The Huron River drains portions of seven counties in southeast Michigan. The Huron River Watershed is more than 900 square miles and consists of hundreds of tributary creeks, lakes, and the Huron River proper. The Michigan Department of Environment, Great Lakes, and Energy (then the Michigan Department of Environmental Quality (MDEQ)) began sampling intensively on the Huron River due to the city of Ann Arbor detecting per- and polyfluoroalkyl substances (PFAS) in the Huron River, which is the main source of the city of Ann Arbor’s drinking water, and the discovery of perfluorooctanesulfonic acid (PFOS) in the river at levels over the Rule 57 water quality standard of 11 ppt PFOS. The following is a timeline of PFAS investigation activities in the Huron River Watershed.

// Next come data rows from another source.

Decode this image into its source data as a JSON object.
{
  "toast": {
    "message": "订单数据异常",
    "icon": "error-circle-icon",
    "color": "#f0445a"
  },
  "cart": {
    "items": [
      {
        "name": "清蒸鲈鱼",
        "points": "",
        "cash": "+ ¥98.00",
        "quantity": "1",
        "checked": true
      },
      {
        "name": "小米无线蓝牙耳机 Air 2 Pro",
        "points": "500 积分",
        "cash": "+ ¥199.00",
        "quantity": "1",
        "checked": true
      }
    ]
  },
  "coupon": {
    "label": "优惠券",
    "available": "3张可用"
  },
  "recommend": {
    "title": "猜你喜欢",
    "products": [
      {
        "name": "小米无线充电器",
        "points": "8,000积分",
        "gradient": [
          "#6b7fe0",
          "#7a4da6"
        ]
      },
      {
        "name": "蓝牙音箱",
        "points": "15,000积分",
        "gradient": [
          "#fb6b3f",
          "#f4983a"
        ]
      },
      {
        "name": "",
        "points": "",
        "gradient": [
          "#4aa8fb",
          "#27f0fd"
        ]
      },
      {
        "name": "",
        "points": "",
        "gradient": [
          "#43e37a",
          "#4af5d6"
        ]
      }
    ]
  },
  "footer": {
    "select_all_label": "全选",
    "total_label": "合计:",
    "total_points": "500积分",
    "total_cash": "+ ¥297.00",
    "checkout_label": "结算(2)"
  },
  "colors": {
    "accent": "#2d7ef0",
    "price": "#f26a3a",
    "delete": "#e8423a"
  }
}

- Continue to work with the city of Wixom and Tribar to control/reduce discharges to the WWTP with the goal of meeting the Rule 57 water quality standards in Norton Creek under the IPP PFAS Initiative.
- Evaluate known sources of environmental contamination, closed landfills, hazardous waste facilities, and facilities that discharge wastewater to the Huron River.
- EGLE will continue to sample fish from selected waterbodies in the Huron River watershed and provide results to MDHHS as available.